Navigating the Turkey Traditions of Married Life
November 17th, 2015
When you get married, there’s a lot of merging to be done. You’re combining two lives and the list of “things which must now co-exist” is lengthy. Everything from pets to shower curtains to CD collections has to find its proper place in the new world order. Some decisions are easy. Others require painful compromise. (Believe me when I tell you I never anticipated having deer antlers hanging in my bedroom).
But the difficulty of combining the physical stuff is nothing compared to the relational acrobatics required to combine family traditions.
A lot of couples struggle to establish a shared vision for Christmas festivities, but my husband and I generally think alike when it comes to decking the halls and rocking around the Christmas tree. Once we realized that we shared a passionate belief in the supremacy of clear white lights over colored, the rest was easy.

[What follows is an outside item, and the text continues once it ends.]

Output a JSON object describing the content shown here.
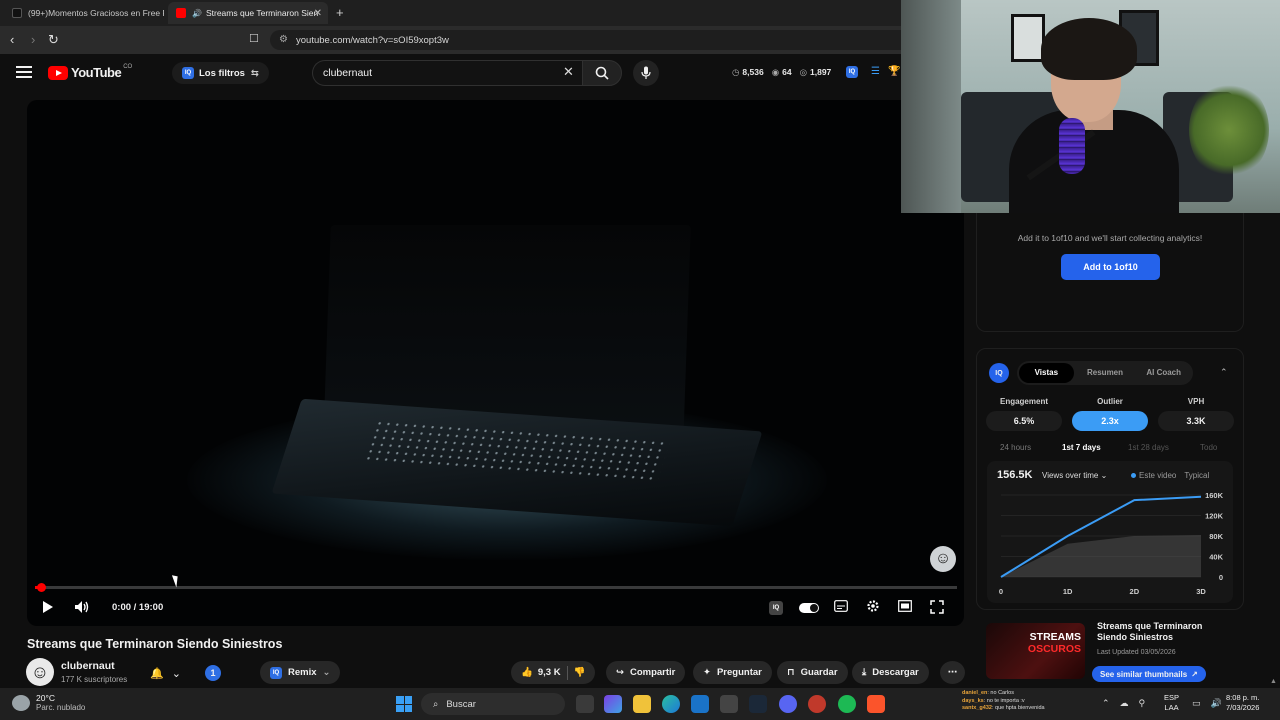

Thanksgiving, on the other hand, has always posed somewhat more of a challenge.
Let’s start with the fact that my family was never particularly observant of turkey day when I was growing up. I was an only child with far-flung relatives. The clan gathered for Christmas, but traveling hundreds of miles twice in two months was out of the question, so my folks and I generally flew solo for Thanksgiving.
My mom’s a great cook, but she’s a practical lady and preparing a Thanksgiving feast for a table of three is nobody’s idea of a good time. Couple that with the fact that my family is joyfully manic about Christmas decorations, and we often treated Thanksgiving as a fueling stop en route to Christmas.
I believe that my cavalier attitude toward Thanksgiving may have been the most shocking thing my husband discovered about me after we were married. He grew up in a very devout, turkey-loving home and my offhand treatment of the Feast of Turkeys was a worrisome indicator that he might have gotten more than he bargained for in our union.
Then there’s the food itself. Our families have, shall we say, divergent views about appropriate culinary inclusions for the Thanksgiving table. My husband’s family cooks solid, traditional foods – and does them well. Turkey with stuffing, mashed potatoes and gravy, green bean casserole, pumpkin pie. If Norman Rockwell showed up for Thanksgiving dinner, he’d feel right at home.
As for my family? Well, when we last gathered to mark the occasion, the side dishes included wild-rice dressing and roasted Brussel sprouts, and this year my mother asked in all seriousness if turkey was a non-negotiable item on a Thanksgiving dinner menu. We often hide tofu in the mashed potatoes and my mom’s favorite cranberry dish involves horseradish and is Pepto-Bismol pink.
Oh, and I hate pumpkin pie. (A fact that I will admit is deeply ironic considering my column a few weeks ago waxing poetic on the wonders of pumpkin pie spice. What can I say? The squishy texture of pumpkin pie freaks me out.)
But families are about compromise and so we muddle our way through the treacherous Thanksgiving terrain each year. I have made my peace with leaving the Christmas decorations in their boxes until the first Sunday of Advent (though I occasionally sneak a few holiday CDs into the rotation early), and I dutifully serve pumpkin pie every year (alongside a nice chocolate French silk). I think my kids are growing up influenced by the best of both worlds; they have an appreciation for tradition coupled with a taste for adventure.
This article originally appeared in the November 15th edition of our SmallTownUSA newspaper.